What stands out most about the environments is the amount of polish that went into the design and how the gameplay just works. Moving around is simple and intuitive, it’s very easy to enter into a new area and just explore, whether it’s looking for loot or talking with the locals in the hopes of finding new tasks or clues. CRPGs on the Nintendo Switch tend to struggle with a logical input system, but Atom RPG for the most part contains easy to understand controls that don’t waste time with illogical button pressing. That’s not to say the controls are perfect, during the initial character creation a number of different stats can be allocated to different skills. The screen indicated that these skills could increase or decrease with plus and minus signs, but it took some time to figure out these signs also meant you had to use the plus and minus buttons on the Joy-Con to change them. The other control oddity is that when the party contains more than one character, no direct transfer of items and equipment exists. In order to share any items, one character must put said items on the ground so that the other can pick them up.

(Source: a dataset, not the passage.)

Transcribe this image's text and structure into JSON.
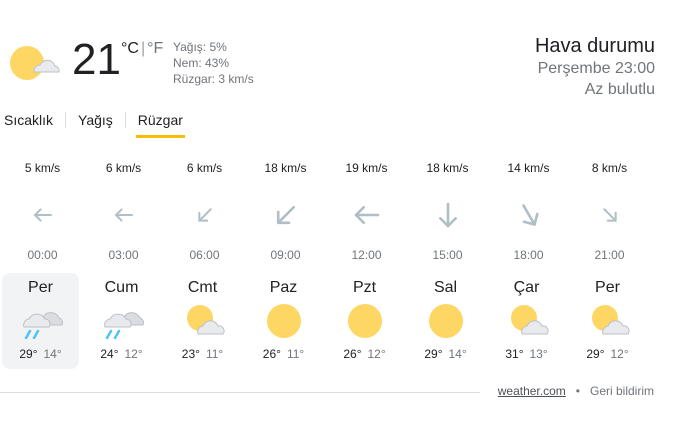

While the inputs and controls are an improvement on classic CRPGs, the combat stays much closer to the experience found in older titles from the genre. Utilizing a traditional action points style system, combat involves using a limited amount of points to move within the battlefield and choose between different options of attacks. Different weapons are found throughout the wastelands whether blunt objects, handguns, or rifles, and each will have a different level of effectiveness depending on the chosen stats of the character. The familiar system makes it easy to jump into combat and understand the mechanics right away but unfortunately a few retro aspects of the combat could have benefited from modernization. Each action has a percentage chance of landing a hit, but all too often and especially early on, the actual amount of times the character should be landing damage rarely seems to match the odds. Statistically speaking, a blow with a 60% chance of landing a hit certainly could miss three times in a row on occasion, but with this anomaly happening repeatedly, it just starts to feel too repetitive and slows the flow of the game.
A few minor complaints aside, Atom RPG does a wonderful job of bringing the classic feel of CRPGs to the Nintendo Switch. It would be reasonable to expect a number of bugs to be present in such a complicated title from a group of indie developers, but the team did an exceptional job putting everything together. So often games can feel compromised on the Switch and this game proves that doesn’t always need to be the case. If the compromise to a properly crafted experience is slightly longer and more frequent load times, I’ll happily oblige.
- Wonderfully designed open world to explore
- Easy to jump in and understand the gameplay
- Lots of quests and NPCs to converse with
- Plenty of loot to pillage
- Some classic CRPG mechanics could have been modernized
- Many (necessary) loading screens